OPINION: Time to sell City Hall?

Image of Nick Seebruch
By Nick Seebruch
OPINION: Time to sell City Hall?
Cornwall City Council Chambers (Nick Seebruch/ Seaway News).

The media was invited back to cover Cornwall City Council in person last Monday and a lot had changed since the last time I sat in at a council meeting.

For one, the last time I was physically present at a Cornwall City Council meeting was probably February 2020. Second, the last time I was in a Cornwall City Council meeting it was being held in the Council Chambers at City Hall.

Since Council began meeting again in-person after going strictly virtual for a spell, they’ve been meeting in salons A and B downstairs at the Cornwall Civic Complex.

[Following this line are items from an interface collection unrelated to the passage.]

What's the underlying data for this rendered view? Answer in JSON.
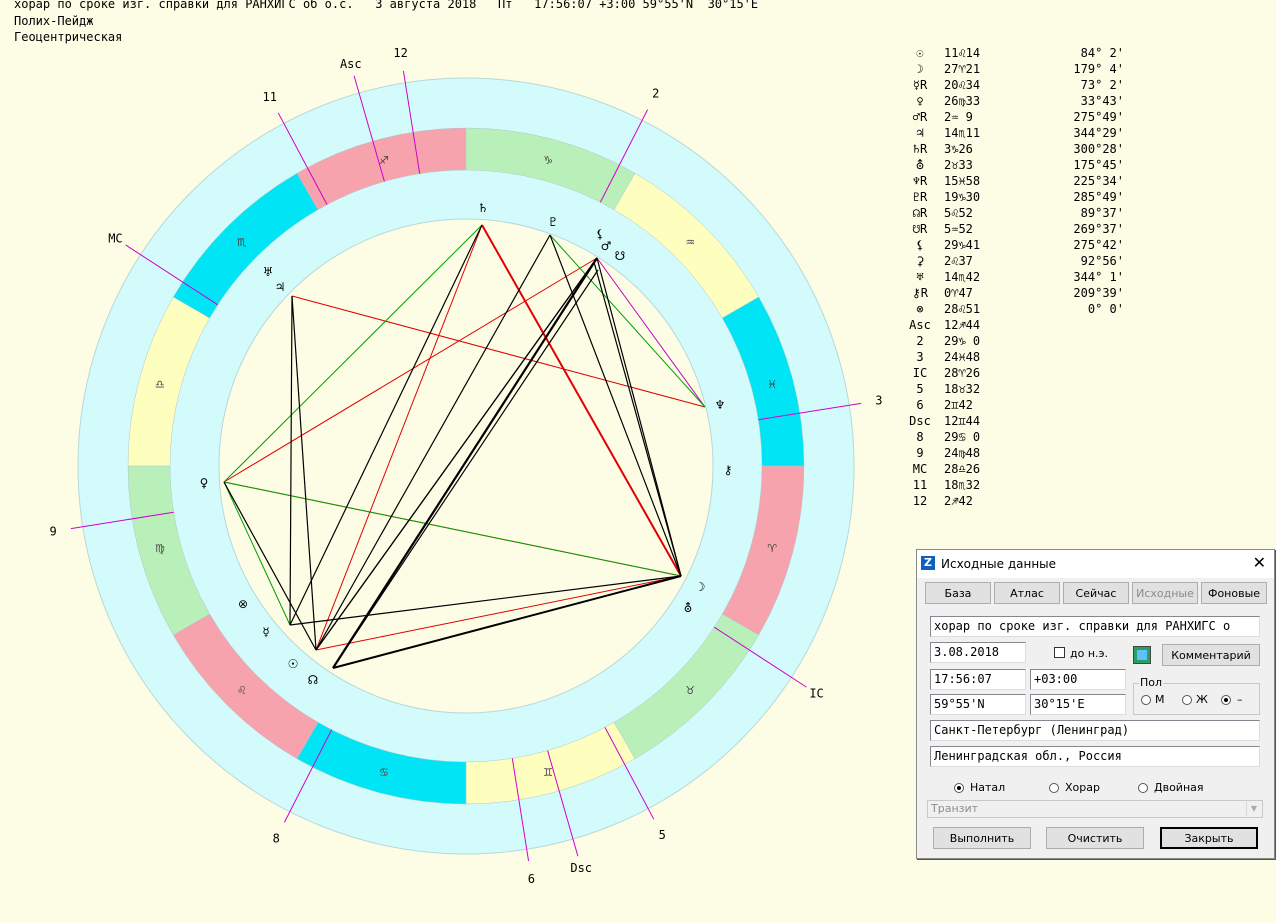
{
  "header": {
    "line1": "хорар по сроке изг. справки для РАНХИГС об о.с.   3 августа 2018   Пт   17:56:07 +3:00 59°55'N  30°15'E",
    "line2": "Полих-Пейдж",
    "line3": "Геоцентрическая"
  },
  "chart_labels": {
    "asc": "Asc",
    "dsc": "Dsc",
    "mc": "MC",
    "ic": "IC",
    "h2": "2",
    "h3": "3",
    "h5": "5",
    "h6": "6",
    "h8": "8",
    "h9": "9",
    "h11": "11",
    "h12": "12"
  },
  "signs": [
    "♈",
    "♉",
    "♊",
    "♋",
    "♌",
    "♍",
    "♎",
    "♏",
    "♐",
    "♑",
    "♒",
    "♓"
  ],
  "sign_colors": [
    "#f7a3ae",
    "#b9f0b9",
    "#fefebe",
    "#00e5f5"
  ],
  "planets": [
    {
      "symbol": "☉",
      "pos": "11♌14",
      "lon": "84° 2'"
    },
    {
      "symbol": "☽",
      "pos": "27♈21",
      "lon": "179° 4'"
    },
    {
      "symbol": "☿R",
      "pos": "20♌34",
      "lon": "73° 2'"
    },
    {
      "symbol": "♀",
      "pos": "26♍33",
      "lon": "33°43'"
    },
    {
      "symbol": "♂R",
      "pos": "2♒ 9",
      "lon": "275°49'"
    },
    {
      "symbol": "♃",
      "pos": "14♏11",
      "lon": "344°29'"
    },
    {
      "symbol": "♄R",
      "pos": "3♑26",
      "lon": "300°28'"
    },
    {
      "symbol": "⛢",
      "pos": "2♉33",
      "lon": "175°45'"
    },
    {
      "symbol": "♆R",
      "pos": "15♓58",
      "lon": "225°34'"
    },
    {
      "symbol": "♇R",
      "pos": "19♑30",
      "lon": "285°49'"
    },
    {
      "symbol": "☊R",
      "pos": "5♌52",
      "lon": "89°37'"
    },
    {
      "symbol": "☋R",
      "pos": "5♒52",
      "lon": "269°37'"
    },
    {
      "symbol": "⚸",
      "pos": "29♑41",
      "lon": "275°42'"
    },
    {
      "symbol": "⚳",
      "pos": "2♌37",
      "lon": "92°56'"
    },
    {
      "symbol": "♅",
      "pos": "14♏42",
      "lon": "344° 1'"
    },
    {
      "symbol": "⚷R",
      "pos": "0♈47",
      "lon": "209°39'"
    },
    {
      "symbol": "⊗",
      "pos": "28♌51",
      "lon": "0° 0'"
    },
    {
      "symbol": "Asc",
      "pos": "12♐44",
      "lon": ""
    },
    {
      "symbol": "2",
      "pos": "29♑ 0",
      "lon": ""
    },
    {
      "symbol": "3",
      "pos": "24♓48",
      "lon": ""
    },
    {
      "symbol": "IC",
      "pos": "28♈26",
      "lon": ""
    },
    {
      "symbol": "5",
      "pos": "18♉32",
      "lon": ""
    },
    {
      "symbol": "6",
      "pos": "2♊42",
      "lon": ""
    },
    {
      "symbol": "Dsc",
      "pos": "12♊44",
      "lon": ""
    },
    {
      "symbol": "8",
      "pos": "29♋ 0",
      "lon": ""
    },
    {
      "symbol": "9",
      "pos": "24♍48",
      "lon": ""
    },
    {
      "symbol": "MC",
      "pos": "28♎26",
      "lon": ""
    },
    {
      "symbol": "11",
      "pos": "18♏32",
      "lon": ""
    },
    {
      "symbol": "12",
      "pos": "2♐42",
      "lon": ""
    }
  ],
  "dialog": {
    "title": "Исходные данные",
    "buttons": {
      "base": "База",
      "atlas": "Атлас",
      "now": "Сейчас",
      "source": "Исходные",
      "background": "Фоновые"
    },
    "name": "хорар по сроке изг. справки для РАНХИГС о",
    "date": "3.08.2018",
    "bc_label": "до н.э.",
    "comment_label": "Комментарий",
    "time": "17:56:07",
    "tz": "+03:00",
    "lat": "59°55'N",
    "lon": "30°15'E",
    "sex_group": "Пол",
    "sex_m": "М",
    "sex_f": "Ж",
    "sex_none": "–",
    "city": "Санкт-Петербург (Ленинград)",
    "region": "Ленинградская обл., Россия",
    "mode_natal": "Натал",
    "mode_horar": "Хорар",
    "mode_double": "Двойная",
    "transit": "Транзит",
    "run": "Выполнить",
    "clear": "Очистить",
    "close": "Закрыть"
  }
}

I was told at Monday night’s meeting that while the old Council Chambers are still being used occasionally for smaller meetings, that the salons at the Complex will serve as the host location for Council meetings for the foreseeable future.

This makes sense. The salons at the Complex allow for greater social distancing, which is still important indoors, and they still are able to provide a professional setting for the meetings.

This does raise the question though, if Council meetings will be held at the Complex, can the City economize on space at City Hall? Does Cornwall even still need the current City Hall building?

The City of Cornwall owns a few major buildings that house the majority of their municipal employees. One is the Civic Complex, the next is City Hall and the Justice Building next door, then there is the Benson Centre, and finally the Municipal Works building at their yard on Ontario St.

The pandemic as I outlined above, has changed the way that the city does a lot of things, and that isn’t just limited to Council meetings.

For a time, many city employees were working from home during the pandemic, but many have also since returned to working in their office.

At City Hall specifically, the Council Chambers make up the single largest room in the building, a room whose initial purpose has now been made redundant.

With the possibility working from home and Council being moved to the Complex I think it is time for Council to ask for a report on potentially closing City Hall and selling the building.

If there is one thing that I sense many of our readers like it is when they feel their tax dollars are being respected and money being saved.

City Hall is no spring chicken. It is a 60-year-old building and there are going to be maintenance costs that come with that, and if it is not currently serving the main purpose it was designed for, then is it worth keeping it at all?

There were several councillors who voted against the most recent municipal budget. Councillors like Eric Bergeron and Justin Towndale both voted against the budget, and put forward motions to get a couple of capital projects removed from that budget. Their motions would by no means have made a significant impact on the municipal budget, but cutting the expense of owning a building and then selling that building definitely would.

Major companies who own property in cities like Toronto, Ottawa and Montreal are all shrinking their physical footprint with Shopify selling their downtown Ottawa offices being a stand out example. I am surprised that Council’s budget hawks have not yet jumped on this idea.

What do you think readers? Should the City look into consolidating and closing some of its office space? Email me your Letters to the Editor to nseebruch@seawaynews.media

Share this article